> YOUR TASK: The answer should consist of each line below that contains the word "this".

(Entries from a dataset of interfaces)
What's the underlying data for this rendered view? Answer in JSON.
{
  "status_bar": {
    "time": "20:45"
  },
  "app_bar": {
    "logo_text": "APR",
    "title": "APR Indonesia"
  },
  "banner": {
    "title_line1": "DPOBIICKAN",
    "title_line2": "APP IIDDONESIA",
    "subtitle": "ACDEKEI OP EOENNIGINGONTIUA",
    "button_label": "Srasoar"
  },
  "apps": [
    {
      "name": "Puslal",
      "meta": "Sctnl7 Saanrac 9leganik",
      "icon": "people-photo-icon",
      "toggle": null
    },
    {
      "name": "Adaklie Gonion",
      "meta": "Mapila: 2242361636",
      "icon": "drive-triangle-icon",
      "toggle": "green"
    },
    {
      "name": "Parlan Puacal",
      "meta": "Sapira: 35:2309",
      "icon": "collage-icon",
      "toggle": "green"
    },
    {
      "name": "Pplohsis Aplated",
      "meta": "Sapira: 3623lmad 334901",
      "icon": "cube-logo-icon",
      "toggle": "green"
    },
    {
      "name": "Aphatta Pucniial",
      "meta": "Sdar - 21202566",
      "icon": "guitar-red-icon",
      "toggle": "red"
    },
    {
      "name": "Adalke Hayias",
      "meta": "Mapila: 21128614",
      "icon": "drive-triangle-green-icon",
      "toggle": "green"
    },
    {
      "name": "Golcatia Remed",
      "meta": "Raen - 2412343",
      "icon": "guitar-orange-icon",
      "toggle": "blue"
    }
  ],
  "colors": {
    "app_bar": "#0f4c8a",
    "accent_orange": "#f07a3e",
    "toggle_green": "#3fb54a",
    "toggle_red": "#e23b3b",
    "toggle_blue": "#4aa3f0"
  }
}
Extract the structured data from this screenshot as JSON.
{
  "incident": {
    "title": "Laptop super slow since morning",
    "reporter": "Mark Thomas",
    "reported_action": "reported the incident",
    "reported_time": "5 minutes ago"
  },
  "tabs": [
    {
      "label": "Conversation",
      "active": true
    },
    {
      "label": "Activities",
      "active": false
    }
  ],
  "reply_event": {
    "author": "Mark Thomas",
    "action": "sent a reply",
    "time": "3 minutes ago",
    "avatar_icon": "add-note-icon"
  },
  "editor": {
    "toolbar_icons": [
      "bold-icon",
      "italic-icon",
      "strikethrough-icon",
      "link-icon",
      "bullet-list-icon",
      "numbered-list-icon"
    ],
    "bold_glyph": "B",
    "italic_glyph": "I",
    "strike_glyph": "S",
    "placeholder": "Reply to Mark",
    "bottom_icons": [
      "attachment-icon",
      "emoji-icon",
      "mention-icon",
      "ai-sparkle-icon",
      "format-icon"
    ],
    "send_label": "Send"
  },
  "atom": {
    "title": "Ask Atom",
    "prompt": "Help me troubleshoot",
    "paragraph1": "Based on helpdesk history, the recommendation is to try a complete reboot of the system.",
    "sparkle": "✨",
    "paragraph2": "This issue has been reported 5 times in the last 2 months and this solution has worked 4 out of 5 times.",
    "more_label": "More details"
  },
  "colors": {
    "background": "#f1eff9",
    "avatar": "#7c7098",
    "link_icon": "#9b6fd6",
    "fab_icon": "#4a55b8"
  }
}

> OUTPUT OF THE TASK:
What's the underlying data for this rendered view? Answer in JSON.
Extract the structured data from this screenshot as JSON.
    "paragraph2": "This issue has been reported 5 times in the last 2 months and this solution has worked 4 out of 5 times.",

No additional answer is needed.